This summer, one of the biggest wildfires in California history took hold of the Sierra Nevada mountains. The Rim Fire charred 400 square miles over two months, destroying homes, damaging sensitive habitat, and threatening Yosemite National Park and the reservoir that sends water to 2.6 million people and businesses in the San Francisco Bay Area. Nearly three months later, driving through northwestern Yosemite, I could still smell the smoke; the air tickled my throat and burned my nose.
Wildfires always make me emotional, and it’s not just photos that show the terrifying scale of the blaze or news that in one fast-moving fire last year, 19 firefighters died.

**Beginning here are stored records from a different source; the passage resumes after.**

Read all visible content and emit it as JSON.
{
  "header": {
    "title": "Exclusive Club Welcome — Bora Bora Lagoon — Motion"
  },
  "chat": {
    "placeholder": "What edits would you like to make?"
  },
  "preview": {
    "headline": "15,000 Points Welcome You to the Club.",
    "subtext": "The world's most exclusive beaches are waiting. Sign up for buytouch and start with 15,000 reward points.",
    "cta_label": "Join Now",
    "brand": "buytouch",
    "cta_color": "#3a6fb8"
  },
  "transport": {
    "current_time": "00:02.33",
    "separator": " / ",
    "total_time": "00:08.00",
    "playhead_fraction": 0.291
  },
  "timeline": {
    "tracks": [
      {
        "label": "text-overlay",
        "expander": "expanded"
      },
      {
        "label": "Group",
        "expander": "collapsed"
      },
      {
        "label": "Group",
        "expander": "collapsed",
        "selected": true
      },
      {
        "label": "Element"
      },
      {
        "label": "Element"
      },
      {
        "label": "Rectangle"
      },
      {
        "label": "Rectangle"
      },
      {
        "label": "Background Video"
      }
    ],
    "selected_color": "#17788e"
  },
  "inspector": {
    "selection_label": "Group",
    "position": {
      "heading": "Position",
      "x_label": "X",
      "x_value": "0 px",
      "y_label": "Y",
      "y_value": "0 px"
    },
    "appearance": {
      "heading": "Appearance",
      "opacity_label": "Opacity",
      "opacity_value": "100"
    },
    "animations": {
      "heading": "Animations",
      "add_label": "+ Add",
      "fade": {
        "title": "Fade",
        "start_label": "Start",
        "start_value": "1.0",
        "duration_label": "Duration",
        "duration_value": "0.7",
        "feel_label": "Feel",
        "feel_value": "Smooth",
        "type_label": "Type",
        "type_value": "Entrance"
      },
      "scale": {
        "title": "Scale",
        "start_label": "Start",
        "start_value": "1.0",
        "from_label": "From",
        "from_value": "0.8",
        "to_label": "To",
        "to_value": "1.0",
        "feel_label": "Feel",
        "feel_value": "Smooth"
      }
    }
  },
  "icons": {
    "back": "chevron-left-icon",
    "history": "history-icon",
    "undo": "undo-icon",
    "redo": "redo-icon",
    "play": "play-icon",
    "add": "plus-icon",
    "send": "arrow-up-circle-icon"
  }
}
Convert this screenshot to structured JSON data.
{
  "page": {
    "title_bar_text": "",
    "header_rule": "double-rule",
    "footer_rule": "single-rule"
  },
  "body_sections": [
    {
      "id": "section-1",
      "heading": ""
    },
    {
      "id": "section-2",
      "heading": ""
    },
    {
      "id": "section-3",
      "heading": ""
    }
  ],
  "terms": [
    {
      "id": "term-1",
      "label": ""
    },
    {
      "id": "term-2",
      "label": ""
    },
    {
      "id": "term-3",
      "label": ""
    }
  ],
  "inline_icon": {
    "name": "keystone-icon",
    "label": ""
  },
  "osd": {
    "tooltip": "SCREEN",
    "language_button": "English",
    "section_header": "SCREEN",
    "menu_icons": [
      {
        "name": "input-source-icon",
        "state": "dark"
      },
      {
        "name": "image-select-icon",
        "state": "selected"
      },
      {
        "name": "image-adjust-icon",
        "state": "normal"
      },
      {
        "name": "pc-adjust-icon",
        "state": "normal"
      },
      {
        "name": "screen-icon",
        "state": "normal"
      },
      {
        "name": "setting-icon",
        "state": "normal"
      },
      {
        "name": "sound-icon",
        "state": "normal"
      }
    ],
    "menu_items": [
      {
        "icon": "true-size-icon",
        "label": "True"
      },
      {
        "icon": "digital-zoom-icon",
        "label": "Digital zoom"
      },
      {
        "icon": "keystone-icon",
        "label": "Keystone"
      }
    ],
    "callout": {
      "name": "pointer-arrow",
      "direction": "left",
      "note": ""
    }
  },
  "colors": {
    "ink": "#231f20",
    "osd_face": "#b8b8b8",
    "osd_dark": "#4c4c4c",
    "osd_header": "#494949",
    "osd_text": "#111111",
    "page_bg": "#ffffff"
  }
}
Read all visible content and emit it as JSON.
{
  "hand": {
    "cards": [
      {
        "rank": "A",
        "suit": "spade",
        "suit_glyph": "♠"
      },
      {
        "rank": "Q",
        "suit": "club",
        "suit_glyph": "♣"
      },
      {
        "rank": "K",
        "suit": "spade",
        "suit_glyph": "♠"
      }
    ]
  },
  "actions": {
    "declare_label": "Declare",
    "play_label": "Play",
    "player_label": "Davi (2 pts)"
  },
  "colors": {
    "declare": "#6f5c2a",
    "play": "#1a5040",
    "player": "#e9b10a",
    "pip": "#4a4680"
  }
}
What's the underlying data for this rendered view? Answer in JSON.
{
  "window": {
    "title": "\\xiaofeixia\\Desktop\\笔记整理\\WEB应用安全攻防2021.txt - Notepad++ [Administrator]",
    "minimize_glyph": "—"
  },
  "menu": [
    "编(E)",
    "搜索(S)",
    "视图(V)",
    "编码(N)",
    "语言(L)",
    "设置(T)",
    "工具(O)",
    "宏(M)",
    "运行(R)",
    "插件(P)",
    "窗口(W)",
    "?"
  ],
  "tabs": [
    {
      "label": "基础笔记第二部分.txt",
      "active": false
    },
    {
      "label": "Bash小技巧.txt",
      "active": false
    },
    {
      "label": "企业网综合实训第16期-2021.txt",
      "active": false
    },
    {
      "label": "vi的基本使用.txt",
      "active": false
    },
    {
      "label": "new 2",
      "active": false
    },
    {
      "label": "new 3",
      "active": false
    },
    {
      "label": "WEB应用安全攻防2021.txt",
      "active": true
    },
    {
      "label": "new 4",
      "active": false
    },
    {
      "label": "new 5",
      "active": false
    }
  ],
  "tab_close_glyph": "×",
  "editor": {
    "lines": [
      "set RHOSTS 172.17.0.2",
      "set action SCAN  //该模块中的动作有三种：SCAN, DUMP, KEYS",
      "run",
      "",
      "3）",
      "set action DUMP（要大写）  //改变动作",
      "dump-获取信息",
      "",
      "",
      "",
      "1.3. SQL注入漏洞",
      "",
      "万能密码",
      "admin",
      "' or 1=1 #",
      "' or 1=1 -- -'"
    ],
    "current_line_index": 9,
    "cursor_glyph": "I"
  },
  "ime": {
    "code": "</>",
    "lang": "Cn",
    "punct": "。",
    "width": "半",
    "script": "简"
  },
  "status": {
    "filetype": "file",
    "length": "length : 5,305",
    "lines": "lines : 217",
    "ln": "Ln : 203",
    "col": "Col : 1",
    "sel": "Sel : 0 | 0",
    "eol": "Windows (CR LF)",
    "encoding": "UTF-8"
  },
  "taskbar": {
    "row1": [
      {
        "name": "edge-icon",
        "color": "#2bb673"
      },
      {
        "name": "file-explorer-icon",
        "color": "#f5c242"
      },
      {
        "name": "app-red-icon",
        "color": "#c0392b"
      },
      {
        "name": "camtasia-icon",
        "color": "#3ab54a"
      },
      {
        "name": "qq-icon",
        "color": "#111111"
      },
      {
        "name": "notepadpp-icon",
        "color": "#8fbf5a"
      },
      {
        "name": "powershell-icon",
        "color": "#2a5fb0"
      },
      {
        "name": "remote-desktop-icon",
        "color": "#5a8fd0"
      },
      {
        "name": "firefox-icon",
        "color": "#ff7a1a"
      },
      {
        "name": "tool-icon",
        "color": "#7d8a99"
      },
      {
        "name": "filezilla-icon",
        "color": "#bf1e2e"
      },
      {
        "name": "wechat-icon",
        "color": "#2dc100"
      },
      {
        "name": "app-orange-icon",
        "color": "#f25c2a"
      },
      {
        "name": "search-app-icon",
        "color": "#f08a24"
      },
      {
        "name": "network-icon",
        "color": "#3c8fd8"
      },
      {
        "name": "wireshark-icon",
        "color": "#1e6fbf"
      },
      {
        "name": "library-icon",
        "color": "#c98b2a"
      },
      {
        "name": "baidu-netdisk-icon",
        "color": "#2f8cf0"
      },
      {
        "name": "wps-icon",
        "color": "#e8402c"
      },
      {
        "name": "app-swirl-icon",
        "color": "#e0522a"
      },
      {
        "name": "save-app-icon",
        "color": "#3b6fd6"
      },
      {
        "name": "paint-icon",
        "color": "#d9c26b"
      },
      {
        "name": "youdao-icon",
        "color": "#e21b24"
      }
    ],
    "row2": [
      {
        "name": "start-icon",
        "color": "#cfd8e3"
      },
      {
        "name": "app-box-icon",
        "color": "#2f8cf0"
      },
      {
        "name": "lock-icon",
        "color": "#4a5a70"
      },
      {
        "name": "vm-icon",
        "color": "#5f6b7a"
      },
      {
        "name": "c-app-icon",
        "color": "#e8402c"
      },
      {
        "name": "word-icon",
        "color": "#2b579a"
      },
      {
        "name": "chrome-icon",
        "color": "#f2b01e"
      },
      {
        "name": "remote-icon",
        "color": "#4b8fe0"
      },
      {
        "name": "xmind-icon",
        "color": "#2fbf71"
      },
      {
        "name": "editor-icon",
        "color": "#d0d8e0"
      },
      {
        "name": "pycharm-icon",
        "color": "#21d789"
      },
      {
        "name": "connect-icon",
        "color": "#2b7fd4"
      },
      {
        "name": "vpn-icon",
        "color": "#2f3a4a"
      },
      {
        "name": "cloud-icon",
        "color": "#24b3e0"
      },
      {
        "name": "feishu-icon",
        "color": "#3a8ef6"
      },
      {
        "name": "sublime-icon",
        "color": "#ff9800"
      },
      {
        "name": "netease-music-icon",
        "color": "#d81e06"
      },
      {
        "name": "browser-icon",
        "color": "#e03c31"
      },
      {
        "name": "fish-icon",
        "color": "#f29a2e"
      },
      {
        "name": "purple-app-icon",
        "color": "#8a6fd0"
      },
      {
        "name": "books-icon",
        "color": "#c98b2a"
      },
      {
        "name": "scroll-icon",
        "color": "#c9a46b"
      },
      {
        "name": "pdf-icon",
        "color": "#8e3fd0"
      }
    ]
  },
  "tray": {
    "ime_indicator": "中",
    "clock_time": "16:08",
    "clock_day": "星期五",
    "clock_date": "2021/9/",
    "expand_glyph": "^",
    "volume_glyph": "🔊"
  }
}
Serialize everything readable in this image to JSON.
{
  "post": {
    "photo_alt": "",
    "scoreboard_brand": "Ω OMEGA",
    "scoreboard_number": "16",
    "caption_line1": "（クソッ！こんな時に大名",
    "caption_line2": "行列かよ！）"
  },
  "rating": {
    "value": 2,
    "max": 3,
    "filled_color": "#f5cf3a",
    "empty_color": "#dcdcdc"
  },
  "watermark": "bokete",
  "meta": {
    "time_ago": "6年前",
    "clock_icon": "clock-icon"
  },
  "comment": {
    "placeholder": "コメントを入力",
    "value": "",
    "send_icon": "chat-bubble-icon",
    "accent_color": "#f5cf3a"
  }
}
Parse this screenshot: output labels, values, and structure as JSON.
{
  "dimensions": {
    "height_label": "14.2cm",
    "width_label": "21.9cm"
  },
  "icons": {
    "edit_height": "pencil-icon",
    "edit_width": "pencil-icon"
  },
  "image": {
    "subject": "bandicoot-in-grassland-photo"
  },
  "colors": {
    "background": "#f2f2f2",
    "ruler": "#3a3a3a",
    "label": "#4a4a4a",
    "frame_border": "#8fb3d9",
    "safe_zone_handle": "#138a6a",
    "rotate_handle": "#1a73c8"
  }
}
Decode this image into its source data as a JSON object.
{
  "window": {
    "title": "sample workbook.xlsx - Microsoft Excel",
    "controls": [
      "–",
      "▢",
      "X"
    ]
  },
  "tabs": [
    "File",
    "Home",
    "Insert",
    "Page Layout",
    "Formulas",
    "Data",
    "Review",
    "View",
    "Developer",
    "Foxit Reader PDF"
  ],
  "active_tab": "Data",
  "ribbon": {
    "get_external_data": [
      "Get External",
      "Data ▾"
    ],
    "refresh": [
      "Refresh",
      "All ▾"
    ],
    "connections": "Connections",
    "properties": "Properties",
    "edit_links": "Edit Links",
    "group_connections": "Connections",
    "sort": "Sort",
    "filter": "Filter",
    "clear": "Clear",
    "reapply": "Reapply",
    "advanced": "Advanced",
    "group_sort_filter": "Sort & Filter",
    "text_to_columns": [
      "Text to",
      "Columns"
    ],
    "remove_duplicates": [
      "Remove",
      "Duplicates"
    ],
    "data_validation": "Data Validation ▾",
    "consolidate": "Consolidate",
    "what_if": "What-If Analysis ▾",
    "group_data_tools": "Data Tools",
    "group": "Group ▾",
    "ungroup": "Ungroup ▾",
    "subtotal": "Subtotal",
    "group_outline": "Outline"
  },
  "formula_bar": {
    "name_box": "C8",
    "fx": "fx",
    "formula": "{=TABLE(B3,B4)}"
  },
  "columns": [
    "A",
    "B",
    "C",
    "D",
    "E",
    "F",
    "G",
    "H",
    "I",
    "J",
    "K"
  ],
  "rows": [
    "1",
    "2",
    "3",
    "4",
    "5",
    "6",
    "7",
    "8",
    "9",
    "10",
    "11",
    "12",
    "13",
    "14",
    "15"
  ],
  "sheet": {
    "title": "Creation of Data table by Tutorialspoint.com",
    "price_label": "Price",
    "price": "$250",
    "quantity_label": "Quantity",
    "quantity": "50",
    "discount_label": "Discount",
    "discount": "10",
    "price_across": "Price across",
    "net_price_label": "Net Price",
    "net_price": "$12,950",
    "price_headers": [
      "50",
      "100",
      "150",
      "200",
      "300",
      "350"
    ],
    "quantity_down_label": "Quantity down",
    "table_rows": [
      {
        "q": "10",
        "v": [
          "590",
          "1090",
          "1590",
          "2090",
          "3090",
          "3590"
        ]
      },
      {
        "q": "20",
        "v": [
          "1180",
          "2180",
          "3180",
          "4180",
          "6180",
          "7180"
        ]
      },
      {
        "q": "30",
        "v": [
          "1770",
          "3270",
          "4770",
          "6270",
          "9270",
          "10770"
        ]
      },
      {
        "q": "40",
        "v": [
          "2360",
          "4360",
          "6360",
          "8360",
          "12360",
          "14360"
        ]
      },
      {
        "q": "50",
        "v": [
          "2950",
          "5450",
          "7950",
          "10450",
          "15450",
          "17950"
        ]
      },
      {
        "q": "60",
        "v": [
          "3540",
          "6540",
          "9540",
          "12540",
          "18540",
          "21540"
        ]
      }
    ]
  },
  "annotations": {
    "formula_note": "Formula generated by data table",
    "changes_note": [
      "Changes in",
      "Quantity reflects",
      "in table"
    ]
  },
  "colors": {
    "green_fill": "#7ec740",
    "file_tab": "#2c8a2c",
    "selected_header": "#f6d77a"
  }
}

The thing that scares me most about wildfires is that they are almost always our fault.
First, they are often caused by either irresponsible tourists or intentional acts of arson. The Rim Fire started when a hunter illegally ignited a campfire. Last year, we visited Chile’s Torres del Paine National Park just after a massive fire caused by a tourist ripped through the heart of the park. The National Park service reports that as many as 90 percent of US wildfires are caused by reckless or illicit behavior by visitors.
Second, bad public policies like unrestricted land use and fire suppression make the fire risk worse by increasing combustibility of the land. As residential development sprawls into forested areas, land managers succumb to pressure from public agencies and local residents and put out small, naturally occurring fires. Without those small fires to burn off fuel, dry matter builds up to dangerous levels which makes subsequent fires hotter, faster and harder to control.
Last, and most ominous, fires like this are likely to occur more often in the future. Ecologists predict that as climate change alters global precipitation patterns, we’ll see larger, hotter, and more destructive wildfires. The recent bad fire seasons we’ve had here in the American West will be the “new normal” both here and around the world.
As I looked out over the charred landscape from where the Rim Fire burned through Yosemite, I had many powerful feelings. I felt awe for a fire that could cause such damage. But also, looking into the charred landscape was like looking into the future of our troubled planet — a morbid, scary post-apocalyptic future. And one where we are at fault.
Update 11/10/13:Kevin’s dad just sent me this photo he took of billowing smoke at Yosemite from the Tioga Pass Road.
Paul Rey says
I surveyed the fire damage around Cherry Lake. It’s heartbreaking. It’s going to take MANY years for the forest to recover. 🙁
Cassie Kifer says
It’s really is heartbreaking. That is much closer to the heart of the fire than I went so I can’t imagine how terrible it looked. Thank you for sharing!
Ugh. So sad, especially, as you said, they are almost always humans’ fault.